Task prompt » Your reply should be only the number of lines in the records that contain the word "以艺治疫文化慰藉".

Component data from apps and pages »
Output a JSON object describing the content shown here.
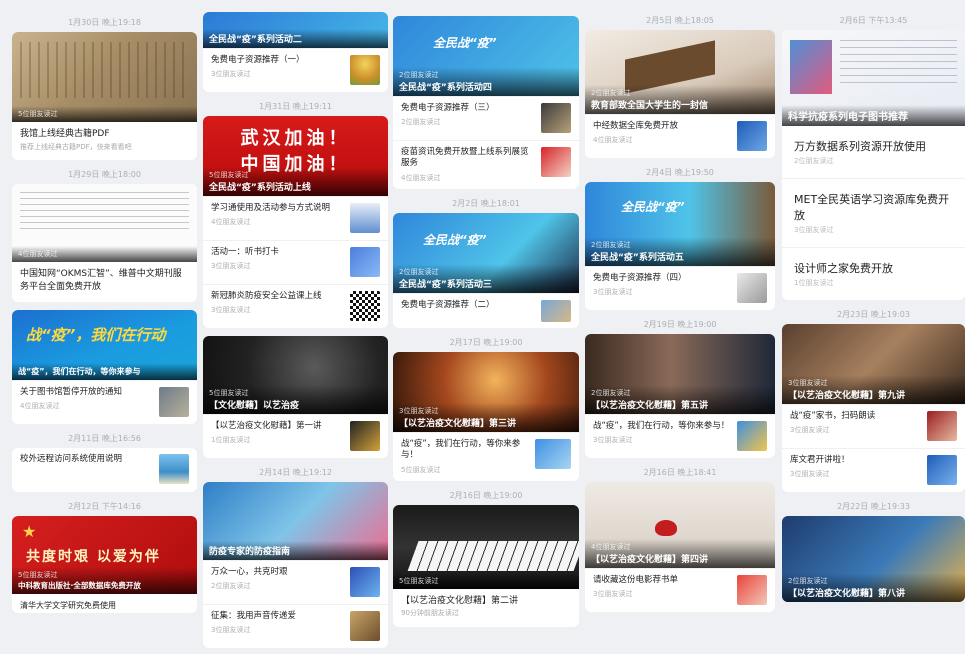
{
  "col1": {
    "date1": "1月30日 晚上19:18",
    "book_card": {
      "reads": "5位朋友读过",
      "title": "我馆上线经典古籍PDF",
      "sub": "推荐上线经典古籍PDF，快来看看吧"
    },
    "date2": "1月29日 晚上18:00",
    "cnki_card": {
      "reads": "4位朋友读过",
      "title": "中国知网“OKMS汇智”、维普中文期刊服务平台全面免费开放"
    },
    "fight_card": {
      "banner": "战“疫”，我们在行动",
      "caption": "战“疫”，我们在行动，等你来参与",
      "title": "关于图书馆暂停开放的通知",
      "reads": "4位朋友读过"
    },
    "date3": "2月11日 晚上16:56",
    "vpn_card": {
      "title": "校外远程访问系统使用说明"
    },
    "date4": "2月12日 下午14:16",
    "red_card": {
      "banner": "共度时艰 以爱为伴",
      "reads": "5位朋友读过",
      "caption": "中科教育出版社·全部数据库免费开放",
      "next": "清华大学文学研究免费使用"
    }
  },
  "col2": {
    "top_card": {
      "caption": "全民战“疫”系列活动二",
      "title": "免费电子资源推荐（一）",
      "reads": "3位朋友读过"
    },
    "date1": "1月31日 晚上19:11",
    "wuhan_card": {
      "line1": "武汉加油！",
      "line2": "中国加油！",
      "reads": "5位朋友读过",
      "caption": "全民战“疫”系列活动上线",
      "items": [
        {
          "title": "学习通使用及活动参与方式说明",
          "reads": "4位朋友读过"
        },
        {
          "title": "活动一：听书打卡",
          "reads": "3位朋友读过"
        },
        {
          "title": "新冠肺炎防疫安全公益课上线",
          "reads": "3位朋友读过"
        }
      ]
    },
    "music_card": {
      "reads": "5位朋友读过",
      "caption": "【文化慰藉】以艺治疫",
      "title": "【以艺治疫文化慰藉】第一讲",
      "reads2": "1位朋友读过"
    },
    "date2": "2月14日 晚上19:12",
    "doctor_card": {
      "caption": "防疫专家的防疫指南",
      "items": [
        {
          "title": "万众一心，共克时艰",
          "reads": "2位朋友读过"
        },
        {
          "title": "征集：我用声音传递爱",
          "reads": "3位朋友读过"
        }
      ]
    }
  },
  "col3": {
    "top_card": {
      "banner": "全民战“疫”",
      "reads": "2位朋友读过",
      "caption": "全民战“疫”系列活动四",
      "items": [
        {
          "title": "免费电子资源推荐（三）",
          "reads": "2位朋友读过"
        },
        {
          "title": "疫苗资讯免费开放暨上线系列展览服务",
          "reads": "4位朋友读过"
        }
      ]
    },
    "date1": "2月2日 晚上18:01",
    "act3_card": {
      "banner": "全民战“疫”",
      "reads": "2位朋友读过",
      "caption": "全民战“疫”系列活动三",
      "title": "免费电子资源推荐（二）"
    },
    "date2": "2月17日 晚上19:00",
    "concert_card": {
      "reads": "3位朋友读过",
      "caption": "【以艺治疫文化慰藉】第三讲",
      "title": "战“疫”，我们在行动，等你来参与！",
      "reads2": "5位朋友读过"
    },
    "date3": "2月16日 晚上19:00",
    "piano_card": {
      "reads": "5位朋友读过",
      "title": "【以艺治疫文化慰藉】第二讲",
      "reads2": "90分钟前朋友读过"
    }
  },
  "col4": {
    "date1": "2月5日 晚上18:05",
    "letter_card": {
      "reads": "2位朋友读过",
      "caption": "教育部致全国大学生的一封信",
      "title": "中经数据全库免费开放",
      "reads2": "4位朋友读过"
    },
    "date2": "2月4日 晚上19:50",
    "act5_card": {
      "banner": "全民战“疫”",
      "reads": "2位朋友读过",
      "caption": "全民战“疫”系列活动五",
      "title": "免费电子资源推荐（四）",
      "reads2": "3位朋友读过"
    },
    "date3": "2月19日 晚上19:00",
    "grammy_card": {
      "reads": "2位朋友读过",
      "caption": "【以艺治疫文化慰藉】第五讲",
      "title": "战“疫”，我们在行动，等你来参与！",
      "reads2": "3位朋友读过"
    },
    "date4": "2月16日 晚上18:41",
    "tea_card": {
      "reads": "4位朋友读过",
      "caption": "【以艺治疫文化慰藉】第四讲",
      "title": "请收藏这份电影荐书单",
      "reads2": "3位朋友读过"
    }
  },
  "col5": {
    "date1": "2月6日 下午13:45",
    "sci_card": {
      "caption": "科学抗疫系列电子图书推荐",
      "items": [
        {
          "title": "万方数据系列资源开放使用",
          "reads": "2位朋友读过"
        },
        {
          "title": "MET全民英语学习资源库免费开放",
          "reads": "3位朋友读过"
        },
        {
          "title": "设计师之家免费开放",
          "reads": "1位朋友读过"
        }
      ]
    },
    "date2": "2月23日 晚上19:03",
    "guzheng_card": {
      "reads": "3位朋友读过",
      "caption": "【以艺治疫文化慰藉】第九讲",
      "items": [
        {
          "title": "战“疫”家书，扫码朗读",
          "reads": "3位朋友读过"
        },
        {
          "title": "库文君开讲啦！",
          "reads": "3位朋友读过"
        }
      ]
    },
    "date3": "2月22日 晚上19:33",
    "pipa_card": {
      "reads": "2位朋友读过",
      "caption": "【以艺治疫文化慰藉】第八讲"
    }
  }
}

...

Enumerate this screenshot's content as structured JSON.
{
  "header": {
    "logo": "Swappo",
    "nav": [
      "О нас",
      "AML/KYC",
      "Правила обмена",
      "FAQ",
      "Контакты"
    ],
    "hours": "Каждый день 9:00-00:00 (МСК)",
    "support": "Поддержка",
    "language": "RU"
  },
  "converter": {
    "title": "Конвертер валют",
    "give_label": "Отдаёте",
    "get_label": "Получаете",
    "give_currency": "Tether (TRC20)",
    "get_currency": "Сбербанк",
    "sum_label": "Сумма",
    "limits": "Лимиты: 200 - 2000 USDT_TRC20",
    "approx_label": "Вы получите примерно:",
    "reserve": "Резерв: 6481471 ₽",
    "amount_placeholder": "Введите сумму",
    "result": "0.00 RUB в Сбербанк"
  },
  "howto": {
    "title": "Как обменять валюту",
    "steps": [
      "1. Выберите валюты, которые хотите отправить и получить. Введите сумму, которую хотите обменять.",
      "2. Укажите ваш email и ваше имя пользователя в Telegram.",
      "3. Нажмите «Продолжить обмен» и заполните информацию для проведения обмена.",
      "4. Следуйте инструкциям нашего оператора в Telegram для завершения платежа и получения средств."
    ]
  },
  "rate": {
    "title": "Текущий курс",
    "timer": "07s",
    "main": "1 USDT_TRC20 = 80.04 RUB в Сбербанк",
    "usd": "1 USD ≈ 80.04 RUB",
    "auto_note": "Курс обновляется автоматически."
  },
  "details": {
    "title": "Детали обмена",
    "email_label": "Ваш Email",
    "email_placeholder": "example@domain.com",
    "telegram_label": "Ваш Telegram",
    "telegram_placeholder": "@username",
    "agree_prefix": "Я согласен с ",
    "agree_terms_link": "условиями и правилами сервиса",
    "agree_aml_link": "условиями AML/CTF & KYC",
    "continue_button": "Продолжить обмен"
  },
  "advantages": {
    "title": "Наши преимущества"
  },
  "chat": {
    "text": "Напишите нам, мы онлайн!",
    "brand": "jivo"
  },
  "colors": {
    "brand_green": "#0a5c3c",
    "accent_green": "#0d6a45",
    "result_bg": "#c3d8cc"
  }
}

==

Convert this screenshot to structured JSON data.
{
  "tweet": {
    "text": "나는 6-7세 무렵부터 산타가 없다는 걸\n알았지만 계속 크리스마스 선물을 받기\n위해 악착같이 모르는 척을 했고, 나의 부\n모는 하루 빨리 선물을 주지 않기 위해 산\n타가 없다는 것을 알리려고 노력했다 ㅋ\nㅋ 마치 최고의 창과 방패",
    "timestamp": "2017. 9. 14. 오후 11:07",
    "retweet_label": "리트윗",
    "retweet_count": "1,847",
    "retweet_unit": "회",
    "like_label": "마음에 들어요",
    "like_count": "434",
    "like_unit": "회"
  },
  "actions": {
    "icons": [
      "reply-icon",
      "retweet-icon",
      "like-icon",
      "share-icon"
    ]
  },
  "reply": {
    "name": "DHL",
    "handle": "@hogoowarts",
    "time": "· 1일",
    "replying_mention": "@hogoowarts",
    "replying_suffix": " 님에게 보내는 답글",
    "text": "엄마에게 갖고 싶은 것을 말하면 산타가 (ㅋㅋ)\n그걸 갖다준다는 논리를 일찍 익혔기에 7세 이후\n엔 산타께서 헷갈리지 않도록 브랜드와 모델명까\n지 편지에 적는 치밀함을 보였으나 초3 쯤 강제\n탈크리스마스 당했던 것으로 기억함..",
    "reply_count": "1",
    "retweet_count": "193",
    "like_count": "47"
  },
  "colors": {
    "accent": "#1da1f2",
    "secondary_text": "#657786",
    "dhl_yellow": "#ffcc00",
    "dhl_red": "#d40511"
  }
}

Result » 7